July 23, 2012
Players have more than token voice at Senate tribal gaming hearing
Buzz all over the internet spectrum about what may or may not happen in Washington DC with a Reid-Kyl online poker bill and the Barton Bill’s now-or-never moment and Sen. Dean Heller (R-NV) rallying GOP support and everyone else coming to grips with the reality that PokerStars will not be sponsoring the next One Drop event in an effort to save the world’s water supply.
But the one FACT representative of real movement on issues important to poker players (online or otherwise) is the hearing this week in the Senate Indian Affairs Committee:
OVERSIGHT HEARING on Regulation of Tribal Gaming: From Brick & Mortar to the Internet
Thursday, July 26 2012
Senate Dirksen Building 628
Eastern Time, obv.

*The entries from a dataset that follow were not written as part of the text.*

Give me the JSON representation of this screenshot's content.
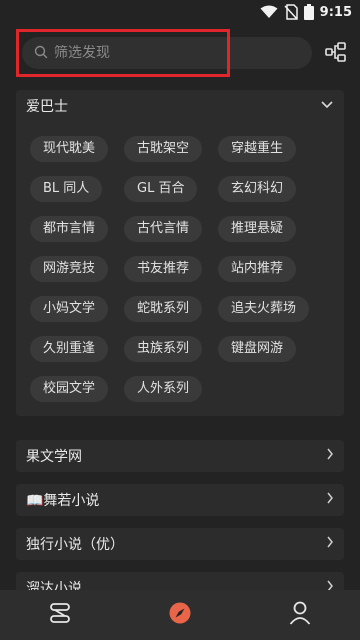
{
  "status_bar": {
    "time": "9:15"
  },
  "search": {
    "placeholder": "筛选发现"
  },
  "section": {
    "title": "爱巴士",
    "tags": [
      "现代耽美",
      "古耽架空",
      "穿越重生",
      "BL 同人",
      "GL 百合",
      "玄幻科幻",
      "都市言情",
      "古代言情",
      "推理悬疑",
      "网游竞技",
      "书友推荐",
      "站内推荐",
      "小妈文学",
      "蛇耽系列",
      "追夫火葬场",
      "久别重逢",
      "虫族系列",
      "键盘网游",
      "校园文学",
      "人外系列"
    ]
  },
  "sites": [
    {
      "label": "果文学网"
    },
    {
      "label": "📖舞若小说"
    },
    {
      "label": "独行小说（优）"
    },
    {
      "label": "溜达小说"
    }
  ],
  "colors": {
    "background": "#232323",
    "card": "#2c2c2c",
    "tag": "#3a3a3a",
    "accent": "#e8654a",
    "highlight": "#e0252b"
  },
  "bottom_nav": {
    "items": [
      {
        "icon": "bookshelf-icon"
      },
      {
        "icon": "compass-icon",
        "active": true
      },
      {
        "icon": "person-icon"
      }
    ]
  }
}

Pokeratizens know that figuring the Indians’ rightful place in an online poker future is an essential part of getting the legally regulated landscape all have been clamoring for since the days of Howard Lederer was the game’s Washington DC ambassador. And yet the Indians have been one group that hasn’t really been able to agree on what they want and need.
Presumably the point of this hearing is to more officially assure everyone is on the same page — or at least currently reading the same chapter. Poker players can feel good that they have a seat at this table, which we should note and remember is covering all tribal gaming, not just online poker some day at the WinStar. Former Rep. Jon Porter (R-NV) is a PPA consultant — your special interest contributions at work! — and thus well aware of various player issues, from non-payment of Full Tilt players to cheating at UB. He’s sixth (out of six) on the witness list … putting players in a good position, and possibly in the role of the poker representative making closing arguments.